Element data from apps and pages
════════

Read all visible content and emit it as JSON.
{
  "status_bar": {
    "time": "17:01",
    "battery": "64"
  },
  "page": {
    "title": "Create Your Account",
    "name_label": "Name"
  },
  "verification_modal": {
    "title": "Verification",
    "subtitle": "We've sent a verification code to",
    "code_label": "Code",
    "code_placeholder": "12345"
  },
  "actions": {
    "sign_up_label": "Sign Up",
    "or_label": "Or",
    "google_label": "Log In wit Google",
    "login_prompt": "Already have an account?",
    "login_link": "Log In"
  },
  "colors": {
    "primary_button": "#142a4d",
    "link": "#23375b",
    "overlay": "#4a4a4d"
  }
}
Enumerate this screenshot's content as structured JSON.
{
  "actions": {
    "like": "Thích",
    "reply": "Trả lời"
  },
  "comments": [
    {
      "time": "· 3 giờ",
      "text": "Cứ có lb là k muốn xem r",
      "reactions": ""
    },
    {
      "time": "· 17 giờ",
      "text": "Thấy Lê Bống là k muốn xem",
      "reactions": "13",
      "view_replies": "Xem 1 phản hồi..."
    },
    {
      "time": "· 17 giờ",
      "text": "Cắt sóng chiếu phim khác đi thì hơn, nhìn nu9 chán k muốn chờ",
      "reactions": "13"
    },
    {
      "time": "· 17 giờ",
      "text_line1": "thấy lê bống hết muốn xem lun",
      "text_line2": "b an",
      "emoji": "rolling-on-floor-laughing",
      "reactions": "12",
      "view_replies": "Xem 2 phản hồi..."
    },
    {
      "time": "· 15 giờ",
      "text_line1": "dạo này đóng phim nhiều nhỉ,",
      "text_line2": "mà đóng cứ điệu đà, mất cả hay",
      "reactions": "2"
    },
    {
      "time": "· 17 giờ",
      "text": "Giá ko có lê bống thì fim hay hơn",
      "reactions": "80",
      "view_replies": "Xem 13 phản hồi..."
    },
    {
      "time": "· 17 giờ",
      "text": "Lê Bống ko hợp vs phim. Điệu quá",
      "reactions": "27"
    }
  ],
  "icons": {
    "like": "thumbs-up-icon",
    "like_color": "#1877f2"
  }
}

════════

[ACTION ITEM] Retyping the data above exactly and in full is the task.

[RESPONSE BOX]
Read all visible content and emit it as JSON.
{
  "status_bar": {
    "time": "17:01",
    "battery": "64"
  },
  "page": {
    "title": "Create Your Account",
    "name_label": "Name"
  },
  "verification_modal": {
    "title": "Verification",
    "subtitle": "We've sent a verification code to",
    "code_label": "Code",
    "code_placeholder": "12345"
  },
  "actions": {
    "sign_up_label": "Sign Up",
    "or_label": "Or",
    "google_label": "Log In wit Google",
    "login_prompt": "Already have an account?",
    "login_link": "Log In"
  },
  "colors": {
    "primary_button": "#142a4d",
    "link": "#23375b",
    "overlay": "#4a4a4d"
  }
}
Enumerate this screenshot's content as structured JSON.
{
  "actions": {
    "like": "Thích",
    "reply": "Trả lời"
  },
  "comments": [
    {
      "time": "· 3 giờ",
      "text": "Cứ có lb là k muốn xem r",
      "reactions": ""
    },
    {
      "time": "· 17 giờ",
      "text": "Thấy Lê Bống là k muốn xem",
      "reactions": "13",
      "view_replies": "Xem 1 phản hồi..."
    },
    {
      "time": "· 17 giờ",
      "text": "Cắt sóng chiếu phim khác đi thì hơn, nhìn nu9 chán k muốn chờ",
      "reactions": "13"
    },
    {
      "time": "· 17 giờ",
      "text_line1": "thấy lê bống hết muốn xem lun",
      "text_line2": "b an",
      "emoji": "rolling-on-floor-laughing",
      "reactions": "12",
      "view_replies": "Xem 2 phản hồi..."
    },
    {
      "time": "· 15 giờ",
      "text_line1": "dạo này đóng phim nhiều nhỉ,",
      "text_line2": "mà đóng cứ điệu đà, mất cả hay",
      "reactions": "2"
    },
    {
      "time": "· 17 giờ",
      "text": "Giá ko có lê bống thì fim hay hơn",
      "reactions": "80",
      "view_replies": "Xem 13 phản hồi..."
    },
    {
      "time": "· 17 giờ",
      "text": "Lê Bống ko hợp vs phim. Điệu quá",
      "reactions": "27"
    }
  ],
  "icons": {
    "like": "thumbs-up-icon",
    "like_color": "#1877f2"
  }
}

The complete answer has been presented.